Love trumps fear. Love trumps hate.
We’ve heard these expressions countless times this election cycle.
Sometimes political slogans are simply empty rhetoric; a catchy phrase meant to persuade and influence us the way a television commercial would.
Some of the political arguments we’ve heard recently feel like nothing more than sophistry. Sophistry is nothing new.
Well-crafted argument and debate such as sophistry has been around since the time of the Ancient Greeks.
The point of the sophistry is to successfully win the argument, not necessarily to offer truth and knowledge.
This is exactly why Socrates tried to challenge his contemporaries.
Socrates worked to muddle through the arguments of the Sophists, who mostly followed social conventions and norms without questioning whether or not something was right or just.
With all of the rhetoric and sophistry this political season, it is easy for Long Islanders to become apathetic and/or frustrated.
Yet, let’s consider that among all of the slogans and negativity that we are being bombarded with, some of the ideas are real and true.
Let’s consider that love really does trump fear.
What kind of country do we want for our children, our grandchildren, our friends, and for ourselves?
We want to be safe, of course. Yet, any time we make decisions based on fear, the results are not usually what we expect.
What will make us safe? Will it be walls, intolerance, hatred, and insults?
We can spend so much time and energy building walls, literally and metaphorically.
Decisions that are made out of fear, and certainly hate, only cause more pain and more struggle.
Safety and protection comes from well-informed intelligence and expert strategy, not fear and hate.
Can we stop bullies from hurting our children, or racism from interfering with lives, or the pain of struggling parents choosing to feed their children over themselves, or impoverished children growing up in cycles of violence and drugs? Only love and compassion can fight these struggles.
If we belittle and make fun of the disabled, allow derogatory remarks about women, alienate and stereotype whole ethnicities and cultures, and insult and name-call our peers, we are inviting our children to do the same to each other. This will not make our country safe, and will only create more fear.
Whatever religion a person prescribes to, if any, I think the one thing that most of us Long Islanders believe in our hearts is that love really does trump fear.
Love really does trump hate. Love liberates us; fear imprisons us.
Our democracy is based on this very premise.
Our country was founded on freedom of religion, economic liberty, the promise of rule of law, that everyone is treated equal under the law, and that we are all created equal.
The hope for American was that with this equality, we all have the hope of realizing our own American dream. We have come so far since our founding fathers made this promise, too.
Women’s rights have become human rights, LGBTQ rights are a national goal, education has become more available, and health care more accessible.
Further, science has helped us realize the importance of caring for our environment. Long Island really does have such natural beauty.
Teaching our children to care for and respect our natural world helps them learn to respect the beautiful diversity of life, and to respect each other.
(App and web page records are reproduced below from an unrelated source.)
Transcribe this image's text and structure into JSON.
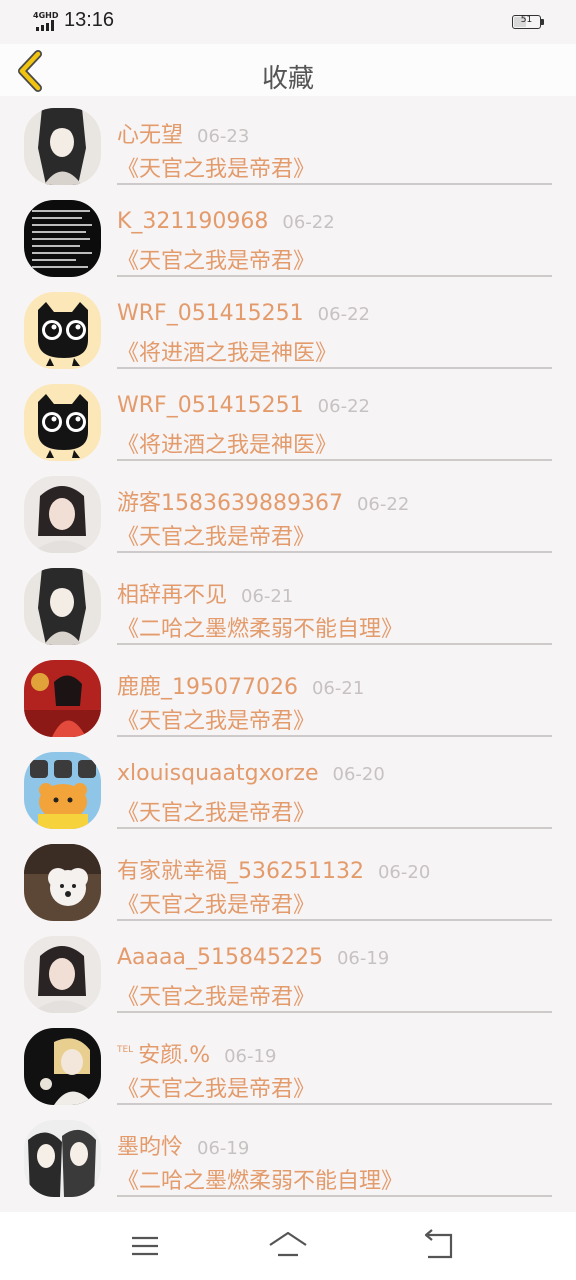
{
  "status_bar": {
    "network": "4GHD",
    "time": "13:16",
    "battery": "51",
    "battery_level": 0.51
  },
  "header": {
    "title": "收藏",
    "back_icon": "chevron-left-icon",
    "accent_color": "#f1c40f"
  },
  "colors": {
    "name": "#e39b6c",
    "book": "#e39b6c",
    "date": "#c7c2c2",
    "divider": "#cfcaca",
    "background": "#f7f4f5"
  },
  "items": [
    {
      "name": "心无望",
      "date": "06-23",
      "book": "《天官之我是帝君》",
      "avatar": "anime-portrait"
    },
    {
      "name": "K_321190968",
      "date": "06-22",
      "book": "《天官之我是帝君》",
      "avatar": "text-image"
    },
    {
      "name": "WRF_051415251",
      "date": "06-22",
      "book": "《将进酒之我是神医》",
      "avatar": "black-cat"
    },
    {
      "name": "WRF_051415251",
      "date": "06-22",
      "book": "《将进酒之我是神医》",
      "avatar": "black-cat"
    },
    {
      "name": "游客1583639889367",
      "date": "06-22",
      "book": "《天官之我是帝君》",
      "avatar": "girl-photo"
    },
    {
      "name": "相辞再不见",
      "date": "06-21",
      "book": "《二哈之墨燃柔弱不能自理》",
      "avatar": "anime-portrait"
    },
    {
      "name": "鹿鹿_195077026",
      "date": "06-21",
      "book": "《天官之我是帝君》",
      "avatar": "red-photo"
    },
    {
      "name": "xlouisquaatgxorze",
      "date": "06-20",
      "book": "《天官之我是帝君》",
      "avatar": "cartoon-bear"
    },
    {
      "name": "有家就幸福_536251132",
      "date": "06-20",
      "book": "《天官之我是帝君》",
      "avatar": "dog-photo"
    },
    {
      "name": "Aaaaa_515845225",
      "date": "06-19",
      "book": "《天官之我是帝君》",
      "avatar": "girl-photo"
    },
    {
      "tel": "TEL",
      "name": "安颜.%",
      "date": "06-19",
      "book": "《天官之我是帝君》",
      "avatar": "blonde-photo"
    },
    {
      "name": "墨昀怜",
      "date": "06-19",
      "book": "《二哈之墨燃柔弱不能自理》",
      "avatar": "anime-pair"
    }
  ],
  "nav_bar": {
    "menu_icon": "menu-icon",
    "home_icon": "home-icon",
    "back_icon": "back-icon"
  }
}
These are all issues that are country has made so much progress on, yet we need to do even more. If we choose fear over love, we’ll take giant steps backwards.
I’ve heard many Long Islanders that are so disenchanted with this election cycle say that they are choosing apathy over action.
They are choosing not to exercise their right to vote and many feel that this will somehow make a point.
The problem with this strategy is that by disengaging from the political process, you are simply giving your neighbor more power.
You are making their vote count more. I understand that many do not like either side. Neither side is perfect.
Yet, this election is not only about voting for a candidate. It is about voting for love over hate and love over fear.
In the words of John Lennon: “There are two basic motivating forces: fear and love. When we are afraid, we pull back from life. When we are in love, we open to all that life has to offer with passion, excitement, and acceptance.”
Let us not pull back from life.
Love trumps fear. Love trumps hate.